## What is being asked
Scan the data, and whenever a line contains "English", copy it.

## Page and application data records

%%

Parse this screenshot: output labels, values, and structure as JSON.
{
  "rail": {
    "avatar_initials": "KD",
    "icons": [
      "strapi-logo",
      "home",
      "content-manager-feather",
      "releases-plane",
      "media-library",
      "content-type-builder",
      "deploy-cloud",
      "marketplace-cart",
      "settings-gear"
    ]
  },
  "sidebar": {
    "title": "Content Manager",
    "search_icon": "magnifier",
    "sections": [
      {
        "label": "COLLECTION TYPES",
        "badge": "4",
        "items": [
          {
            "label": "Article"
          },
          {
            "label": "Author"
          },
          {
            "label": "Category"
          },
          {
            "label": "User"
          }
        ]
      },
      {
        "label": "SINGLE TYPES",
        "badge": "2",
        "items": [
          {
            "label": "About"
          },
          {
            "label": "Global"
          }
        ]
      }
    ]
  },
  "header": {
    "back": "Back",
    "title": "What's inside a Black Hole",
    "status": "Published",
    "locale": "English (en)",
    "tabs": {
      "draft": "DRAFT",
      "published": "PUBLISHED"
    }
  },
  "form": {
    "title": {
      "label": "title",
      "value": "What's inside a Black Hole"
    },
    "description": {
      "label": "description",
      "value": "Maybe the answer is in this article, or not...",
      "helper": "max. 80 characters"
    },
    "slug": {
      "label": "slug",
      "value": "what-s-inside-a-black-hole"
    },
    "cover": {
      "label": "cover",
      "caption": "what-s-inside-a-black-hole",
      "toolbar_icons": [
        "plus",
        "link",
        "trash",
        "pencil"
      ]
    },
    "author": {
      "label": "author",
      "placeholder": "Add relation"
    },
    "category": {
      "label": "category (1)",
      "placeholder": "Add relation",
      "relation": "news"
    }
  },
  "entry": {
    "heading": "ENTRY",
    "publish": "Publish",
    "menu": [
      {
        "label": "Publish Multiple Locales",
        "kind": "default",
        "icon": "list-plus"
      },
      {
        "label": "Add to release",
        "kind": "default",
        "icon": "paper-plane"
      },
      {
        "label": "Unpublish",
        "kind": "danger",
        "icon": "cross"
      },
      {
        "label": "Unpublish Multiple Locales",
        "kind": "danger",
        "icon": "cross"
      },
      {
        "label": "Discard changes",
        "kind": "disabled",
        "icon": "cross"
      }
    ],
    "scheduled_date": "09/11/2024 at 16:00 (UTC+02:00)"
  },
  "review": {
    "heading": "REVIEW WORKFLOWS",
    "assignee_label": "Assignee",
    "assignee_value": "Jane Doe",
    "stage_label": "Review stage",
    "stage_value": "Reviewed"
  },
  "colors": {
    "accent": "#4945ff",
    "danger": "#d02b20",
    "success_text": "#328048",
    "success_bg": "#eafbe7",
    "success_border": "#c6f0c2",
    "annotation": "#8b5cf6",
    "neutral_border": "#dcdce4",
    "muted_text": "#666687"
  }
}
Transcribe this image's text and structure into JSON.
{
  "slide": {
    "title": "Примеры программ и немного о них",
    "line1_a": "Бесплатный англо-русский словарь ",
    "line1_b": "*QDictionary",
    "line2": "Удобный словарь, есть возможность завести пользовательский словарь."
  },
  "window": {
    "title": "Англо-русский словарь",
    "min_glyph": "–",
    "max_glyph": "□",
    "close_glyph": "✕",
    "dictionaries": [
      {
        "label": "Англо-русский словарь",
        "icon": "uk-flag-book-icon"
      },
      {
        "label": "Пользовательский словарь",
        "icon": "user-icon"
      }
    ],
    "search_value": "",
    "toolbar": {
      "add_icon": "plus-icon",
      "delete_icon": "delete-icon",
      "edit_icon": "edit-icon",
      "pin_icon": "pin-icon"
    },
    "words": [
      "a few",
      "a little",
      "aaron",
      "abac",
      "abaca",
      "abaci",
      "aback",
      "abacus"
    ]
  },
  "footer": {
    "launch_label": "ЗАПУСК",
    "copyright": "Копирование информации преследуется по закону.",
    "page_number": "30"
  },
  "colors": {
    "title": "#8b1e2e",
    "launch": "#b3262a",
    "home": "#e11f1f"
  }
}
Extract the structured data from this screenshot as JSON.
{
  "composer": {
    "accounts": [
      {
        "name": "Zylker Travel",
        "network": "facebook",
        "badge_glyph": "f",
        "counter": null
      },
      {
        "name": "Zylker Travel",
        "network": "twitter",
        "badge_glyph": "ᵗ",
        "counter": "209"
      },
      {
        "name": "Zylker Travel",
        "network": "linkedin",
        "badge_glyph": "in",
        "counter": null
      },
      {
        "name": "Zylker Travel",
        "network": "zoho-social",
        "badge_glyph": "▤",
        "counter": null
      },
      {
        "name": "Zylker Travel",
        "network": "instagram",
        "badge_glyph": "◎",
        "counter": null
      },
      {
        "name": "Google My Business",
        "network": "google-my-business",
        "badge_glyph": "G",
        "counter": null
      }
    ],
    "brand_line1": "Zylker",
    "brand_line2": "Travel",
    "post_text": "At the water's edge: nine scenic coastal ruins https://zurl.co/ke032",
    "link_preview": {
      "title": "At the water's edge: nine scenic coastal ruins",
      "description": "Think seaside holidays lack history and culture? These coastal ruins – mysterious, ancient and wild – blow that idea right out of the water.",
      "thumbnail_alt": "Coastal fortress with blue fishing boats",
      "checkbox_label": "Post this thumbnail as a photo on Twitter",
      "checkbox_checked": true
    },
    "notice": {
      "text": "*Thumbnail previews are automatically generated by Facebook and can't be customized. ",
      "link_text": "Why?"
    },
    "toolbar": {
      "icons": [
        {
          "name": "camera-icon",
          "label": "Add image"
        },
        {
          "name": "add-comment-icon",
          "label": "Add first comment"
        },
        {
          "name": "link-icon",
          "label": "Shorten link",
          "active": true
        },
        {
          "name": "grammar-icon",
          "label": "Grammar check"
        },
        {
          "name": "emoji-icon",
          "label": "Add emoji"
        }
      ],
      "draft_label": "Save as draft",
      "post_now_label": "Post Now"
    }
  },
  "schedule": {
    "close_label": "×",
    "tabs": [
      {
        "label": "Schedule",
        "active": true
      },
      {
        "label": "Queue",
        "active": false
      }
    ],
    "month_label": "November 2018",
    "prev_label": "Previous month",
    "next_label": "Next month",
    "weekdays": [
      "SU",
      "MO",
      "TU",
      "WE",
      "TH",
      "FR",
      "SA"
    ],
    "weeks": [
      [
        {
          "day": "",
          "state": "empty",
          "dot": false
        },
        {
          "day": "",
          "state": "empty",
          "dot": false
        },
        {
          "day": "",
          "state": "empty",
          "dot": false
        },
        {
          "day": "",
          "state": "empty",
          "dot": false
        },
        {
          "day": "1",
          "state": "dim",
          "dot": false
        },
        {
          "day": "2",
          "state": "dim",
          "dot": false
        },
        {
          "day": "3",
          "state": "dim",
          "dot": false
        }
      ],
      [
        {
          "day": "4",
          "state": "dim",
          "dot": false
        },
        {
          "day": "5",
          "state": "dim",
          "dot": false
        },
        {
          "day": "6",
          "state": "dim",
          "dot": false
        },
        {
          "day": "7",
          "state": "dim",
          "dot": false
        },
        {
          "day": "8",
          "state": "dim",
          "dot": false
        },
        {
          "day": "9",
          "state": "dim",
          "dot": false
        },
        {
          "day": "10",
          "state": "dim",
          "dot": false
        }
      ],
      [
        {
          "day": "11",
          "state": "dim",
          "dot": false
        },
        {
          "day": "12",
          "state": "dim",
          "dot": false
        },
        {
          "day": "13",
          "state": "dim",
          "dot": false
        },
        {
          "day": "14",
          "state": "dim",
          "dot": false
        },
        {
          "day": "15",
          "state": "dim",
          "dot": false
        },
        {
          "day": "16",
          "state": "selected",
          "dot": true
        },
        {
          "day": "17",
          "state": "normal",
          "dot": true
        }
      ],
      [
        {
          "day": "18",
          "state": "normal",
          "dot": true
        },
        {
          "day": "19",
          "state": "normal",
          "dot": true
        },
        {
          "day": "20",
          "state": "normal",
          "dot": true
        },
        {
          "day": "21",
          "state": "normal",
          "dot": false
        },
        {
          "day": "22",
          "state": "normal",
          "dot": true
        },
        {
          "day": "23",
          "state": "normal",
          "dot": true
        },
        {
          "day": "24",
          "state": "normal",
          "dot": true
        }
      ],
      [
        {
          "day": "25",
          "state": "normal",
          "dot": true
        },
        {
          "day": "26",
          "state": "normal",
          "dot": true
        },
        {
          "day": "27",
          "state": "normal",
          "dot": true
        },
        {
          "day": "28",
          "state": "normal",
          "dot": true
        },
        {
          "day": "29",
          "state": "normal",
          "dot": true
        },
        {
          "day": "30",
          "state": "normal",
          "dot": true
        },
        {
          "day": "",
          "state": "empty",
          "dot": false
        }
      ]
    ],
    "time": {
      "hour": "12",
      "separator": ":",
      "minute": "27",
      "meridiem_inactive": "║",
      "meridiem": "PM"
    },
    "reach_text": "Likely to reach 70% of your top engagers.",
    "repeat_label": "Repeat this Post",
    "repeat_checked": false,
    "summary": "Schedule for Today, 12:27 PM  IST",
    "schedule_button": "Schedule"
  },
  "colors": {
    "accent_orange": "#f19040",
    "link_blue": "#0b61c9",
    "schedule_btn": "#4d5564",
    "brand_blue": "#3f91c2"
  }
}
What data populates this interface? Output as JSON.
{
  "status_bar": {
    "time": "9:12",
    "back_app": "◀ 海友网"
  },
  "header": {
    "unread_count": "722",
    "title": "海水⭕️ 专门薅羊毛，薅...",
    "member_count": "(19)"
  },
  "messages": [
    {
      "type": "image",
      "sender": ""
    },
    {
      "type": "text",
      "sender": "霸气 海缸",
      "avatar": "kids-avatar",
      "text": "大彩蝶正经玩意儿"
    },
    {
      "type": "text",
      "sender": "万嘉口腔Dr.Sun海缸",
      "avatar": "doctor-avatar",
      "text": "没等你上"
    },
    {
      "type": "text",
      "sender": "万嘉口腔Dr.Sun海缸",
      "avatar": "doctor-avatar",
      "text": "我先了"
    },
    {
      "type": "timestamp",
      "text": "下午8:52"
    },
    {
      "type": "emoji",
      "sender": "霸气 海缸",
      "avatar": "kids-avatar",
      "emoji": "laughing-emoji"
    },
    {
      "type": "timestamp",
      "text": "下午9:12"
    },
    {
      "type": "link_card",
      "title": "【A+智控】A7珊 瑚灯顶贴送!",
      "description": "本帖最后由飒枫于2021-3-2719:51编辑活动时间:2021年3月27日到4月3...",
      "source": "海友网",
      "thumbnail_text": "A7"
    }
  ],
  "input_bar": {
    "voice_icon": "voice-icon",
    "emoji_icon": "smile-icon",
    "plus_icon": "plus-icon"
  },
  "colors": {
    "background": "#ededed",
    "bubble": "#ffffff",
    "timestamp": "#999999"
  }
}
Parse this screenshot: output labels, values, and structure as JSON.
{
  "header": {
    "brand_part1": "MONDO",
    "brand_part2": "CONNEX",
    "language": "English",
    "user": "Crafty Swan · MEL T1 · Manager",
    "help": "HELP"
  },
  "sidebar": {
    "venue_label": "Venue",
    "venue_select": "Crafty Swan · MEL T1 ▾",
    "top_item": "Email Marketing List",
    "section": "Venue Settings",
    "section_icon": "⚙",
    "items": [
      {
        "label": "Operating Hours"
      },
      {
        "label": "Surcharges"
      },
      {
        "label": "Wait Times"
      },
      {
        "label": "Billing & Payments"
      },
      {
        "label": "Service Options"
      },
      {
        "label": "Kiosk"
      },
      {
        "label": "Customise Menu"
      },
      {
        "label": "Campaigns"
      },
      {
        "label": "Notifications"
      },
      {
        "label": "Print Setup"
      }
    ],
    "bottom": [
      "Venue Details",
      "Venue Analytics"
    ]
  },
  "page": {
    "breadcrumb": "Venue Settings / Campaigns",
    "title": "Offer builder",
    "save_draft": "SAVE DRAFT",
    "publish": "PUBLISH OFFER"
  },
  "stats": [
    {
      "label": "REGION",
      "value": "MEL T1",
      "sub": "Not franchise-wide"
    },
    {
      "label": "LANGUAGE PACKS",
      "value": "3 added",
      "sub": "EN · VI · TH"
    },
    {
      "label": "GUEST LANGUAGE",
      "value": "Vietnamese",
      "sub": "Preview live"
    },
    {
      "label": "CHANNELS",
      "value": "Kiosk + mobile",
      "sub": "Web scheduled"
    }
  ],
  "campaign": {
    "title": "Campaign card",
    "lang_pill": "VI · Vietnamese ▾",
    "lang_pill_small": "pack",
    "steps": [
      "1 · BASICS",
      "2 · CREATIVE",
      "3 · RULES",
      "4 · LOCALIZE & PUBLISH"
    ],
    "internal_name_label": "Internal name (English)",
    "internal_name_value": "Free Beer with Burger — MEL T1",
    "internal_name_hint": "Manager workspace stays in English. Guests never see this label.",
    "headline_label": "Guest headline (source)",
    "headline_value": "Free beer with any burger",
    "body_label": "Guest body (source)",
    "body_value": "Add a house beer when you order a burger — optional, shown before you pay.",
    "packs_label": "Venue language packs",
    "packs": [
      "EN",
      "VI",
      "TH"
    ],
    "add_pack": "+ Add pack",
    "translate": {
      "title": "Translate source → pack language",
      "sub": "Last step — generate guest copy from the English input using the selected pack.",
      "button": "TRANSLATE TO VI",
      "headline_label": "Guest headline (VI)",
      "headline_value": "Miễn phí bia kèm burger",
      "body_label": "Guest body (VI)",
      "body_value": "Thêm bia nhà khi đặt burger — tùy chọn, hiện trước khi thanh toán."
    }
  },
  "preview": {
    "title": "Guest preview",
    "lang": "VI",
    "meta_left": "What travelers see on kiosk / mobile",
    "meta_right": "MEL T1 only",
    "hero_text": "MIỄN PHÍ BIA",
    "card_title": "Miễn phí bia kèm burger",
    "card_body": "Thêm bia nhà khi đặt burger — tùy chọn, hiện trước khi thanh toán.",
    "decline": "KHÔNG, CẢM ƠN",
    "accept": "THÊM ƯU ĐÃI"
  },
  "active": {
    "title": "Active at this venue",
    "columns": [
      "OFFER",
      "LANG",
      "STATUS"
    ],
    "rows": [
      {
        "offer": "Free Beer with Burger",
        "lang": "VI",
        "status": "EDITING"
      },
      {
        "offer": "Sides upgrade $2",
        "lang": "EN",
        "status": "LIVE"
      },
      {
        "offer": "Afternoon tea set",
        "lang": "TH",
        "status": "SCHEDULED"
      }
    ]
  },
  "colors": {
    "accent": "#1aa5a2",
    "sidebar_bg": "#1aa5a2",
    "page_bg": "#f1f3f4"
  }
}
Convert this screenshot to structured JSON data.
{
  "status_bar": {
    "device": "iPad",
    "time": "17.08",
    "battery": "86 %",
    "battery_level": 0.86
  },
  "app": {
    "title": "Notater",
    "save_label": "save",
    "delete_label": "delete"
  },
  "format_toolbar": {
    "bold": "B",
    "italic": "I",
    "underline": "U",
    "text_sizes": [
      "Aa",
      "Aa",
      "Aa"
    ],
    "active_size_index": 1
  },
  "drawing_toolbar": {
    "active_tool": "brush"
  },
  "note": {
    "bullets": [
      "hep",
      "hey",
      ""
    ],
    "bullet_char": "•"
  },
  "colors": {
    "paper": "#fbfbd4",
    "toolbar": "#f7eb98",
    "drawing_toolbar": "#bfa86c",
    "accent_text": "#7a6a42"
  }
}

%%

## Completed task
    "locale": "English (en)",
    "language": "English",
    "internal_name_label": "Internal name (English)",
    "internal_name_hint": "Manager workspace stays in English. Guests never see this label.",
      "sub": "Last step — generate guest copy from the English input using the selected pack.",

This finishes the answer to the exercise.